All in all it was a pretty sweet show. It is just unfortunate that more performers don't make their way to Korea. And I'm telling you, there are some desperate fans over here. So desperate that Michael Bolton has two shows this spring and Kenny G. just performed his second show in a year's time. Although, it is a shame that I can't see the Godfather of Soul in Seoul.
The fifth and final in the "Stuck in Seoul" Series I'm revamping a post I've had sitting in the draft file for a few days. I'm done at this PC Bong, but you can relive some of the fun by reading all five posts from this fun filled evening.
A friend of mine recently directed me to the text of Bono's remarks at the National Prayer Breakfast in Washington D.C. a couple weeks ago. You have to respect a man who understands how fleeting fame is and uses it for a positve impact in this world. Here is a man who could be sitting on the Irish countryside watching the checks come in from his many albums, but no, he has chosen to speak out for Africa, AIDs relief, and poverty relief. Bono once called Johnny Cash "the most male voice in Christendom," and "every man knows he is a sissy compared to Johnny Cash." Well, I guess since Johnny's passing, Bono has decided to take over the role.

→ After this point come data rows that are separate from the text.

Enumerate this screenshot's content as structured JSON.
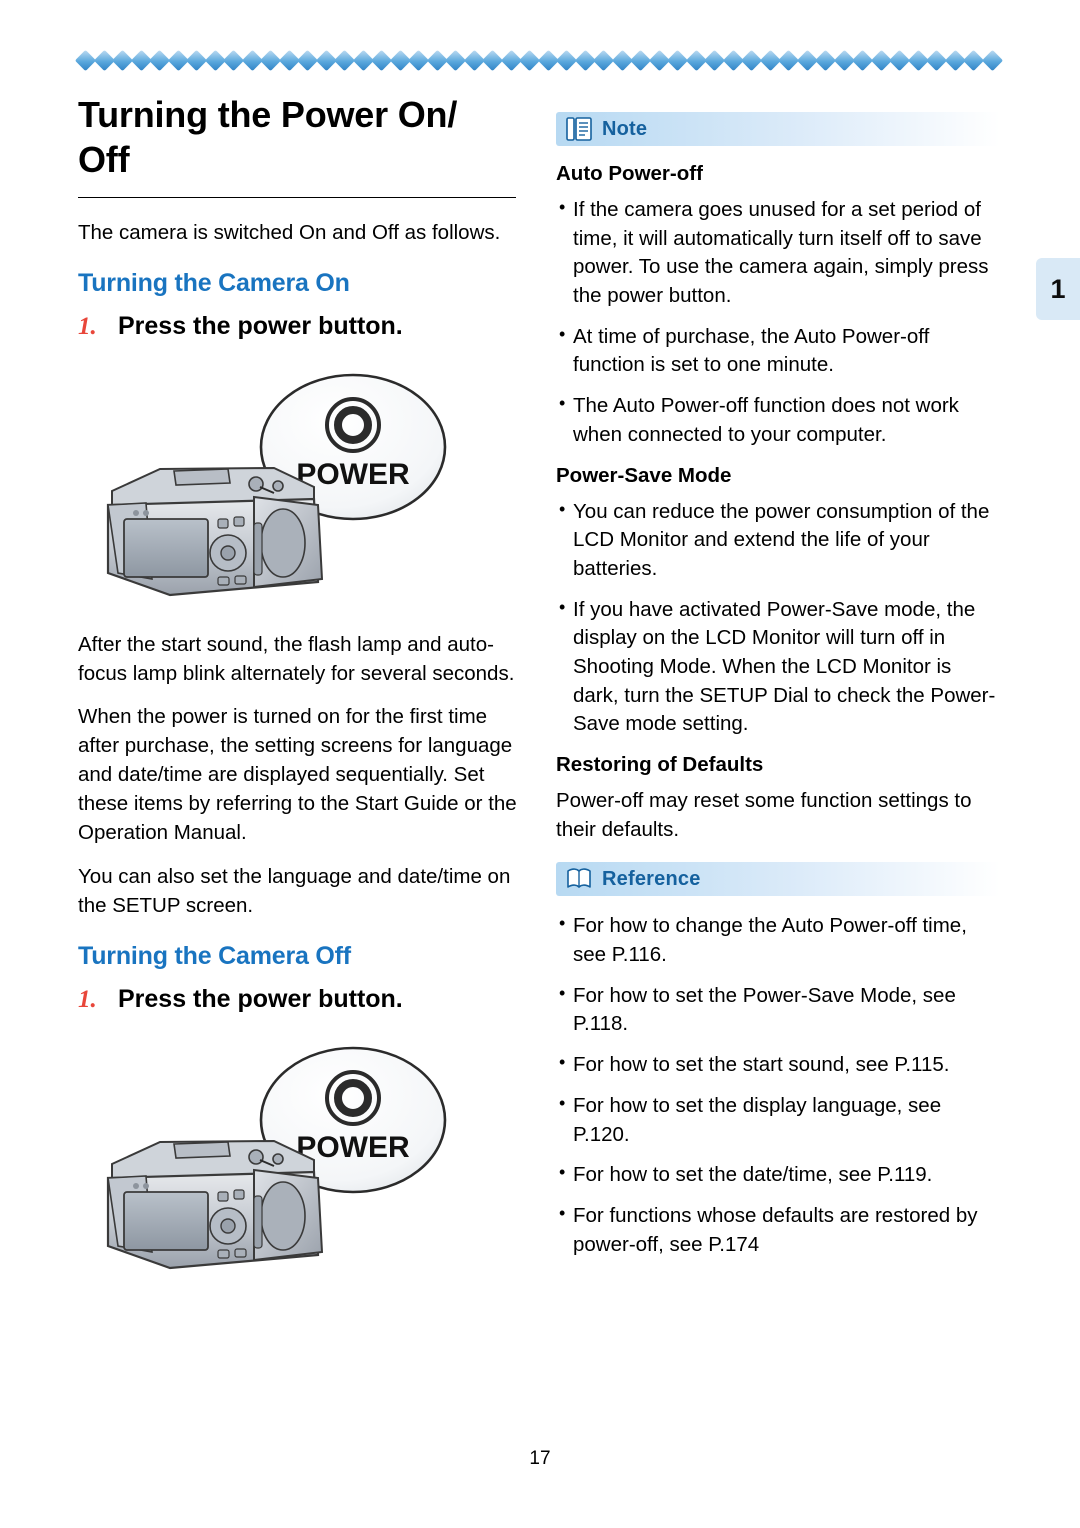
{
  "page": {
    "number": "17",
    "tab_number": "1"
  },
  "left": {
    "title": "Turning the Power On/ Off",
    "intro": "The camera is switched On and Off as follows.",
    "section_on": "Turning the Camera On",
    "step_on": {
      "num": "1.",
      "text": "Press the power button."
    },
    "power_label_on": "POWER",
    "para_after_1": "After the start sound, the flash lamp and auto-focus lamp blink alternately for several seconds.",
    "para_after_2": "When the power is turned on for the first time after purchase, the setting screens for language and date/time are displayed sequentially. Set these items by referring to the Start Guide or the Operation Manual.",
    "para_after_3": "You can also set the language and date/time on the SETUP screen.",
    "section_off": "Turning the Camera Off",
    "step_off": {
      "num": "1.",
      "text": "Press the power button."
    },
    "power_label_off": "POWER"
  },
  "right": {
    "note_banner": "Note",
    "note_icon": "note-pad-icon",
    "heading_auto_power_off": "Auto Power-off",
    "auto_power_off_bullets": [
      "If the camera goes unused for a set period of time, it will automatically turn itself off to save power. To use the camera again, simply press the power button.",
      "At time of purchase, the Auto Power-off function is set to one minute.",
      "The Auto Power-off function does not work when connected to your computer."
    ],
    "heading_power_save": "Power-Save Mode",
    "power_save_bullets": [
      "You can reduce the power consumption of the LCD Monitor and extend the life of your batteries.",
      "If you have activated Power-Save mode, the display on the LCD Monitor will turn off in Shooting Mode. When the LCD Monitor is dark, turn the SETUP Dial to check the Power-Save mode setting."
    ],
    "heading_restoring": "Restoring of Defaults",
    "restoring_text": "Power-off may reset some function settings to their defaults.",
    "reference_banner": "Reference",
    "reference_icon": "book-icon",
    "reference_bullets": [
      "For how to change the Auto Power-off time, see P.116.",
      "For how to set the Power-Save Mode, see P.118.",
      "For how to set the start sound, see P.115.",
      "For how to set the display language, see P.120.",
      "For how to set the date/time, see P.119.",
      "For functions whose defaults are restored by power-off, see P.174"
    ]
  },
  "colors": {
    "accent_blue": "#1974c0",
    "step_red": "#e8463a",
    "banner_blue": "#b7d9f2",
    "tab_blue": "#d9e9f6"
  }
}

Speaking of U2, here is an interesting article on the church of U2 or at least one man's perspective on how a church could learn from four boys from Ireland. I think it is an interesting read. As one who has stood in the front row of a U2 concert, I can agree with some of the ideas presented.
And for more good reading on the band, as well as the message behind the music, I'd suggest you check out Rhythms of Redemption's Walk On section. It is run by an Irishman I've had the fortunate opportunity to hear and meet a couple times. He is an excellent writer who knows music as well as things of faith.
Yesterday while I was driving around I not only heard several classic 80's songs along with the hits of today, but they played the extended mix of the Safety Dance, by Men Without Hats. Yes, the extended mix. Find me a station in America that will play that along with current hits.
And after five years of searching the radio dial for something to go along with my driving, I found a Christian radio station out of France. It actually caught me off guard, as I was kind of praying about some stuff as I drove, and jokingly said, I'll just wait for a sign from you God from the radio, as I flipped the dial. Then as it scanned the dial, the next thing I heard was Rich Mullin's song, "Hold Me Jesus." I basically laughed the rest of the way home. It actually is a really good station, the only downside is a few of the songs are in French, oh, and they play way too much Bryan Duncan. But that is just my opinion.
Currently listening to: Sixpence Non The Richer - Don't Dream It's Over (actually being played on the above mentioned station.)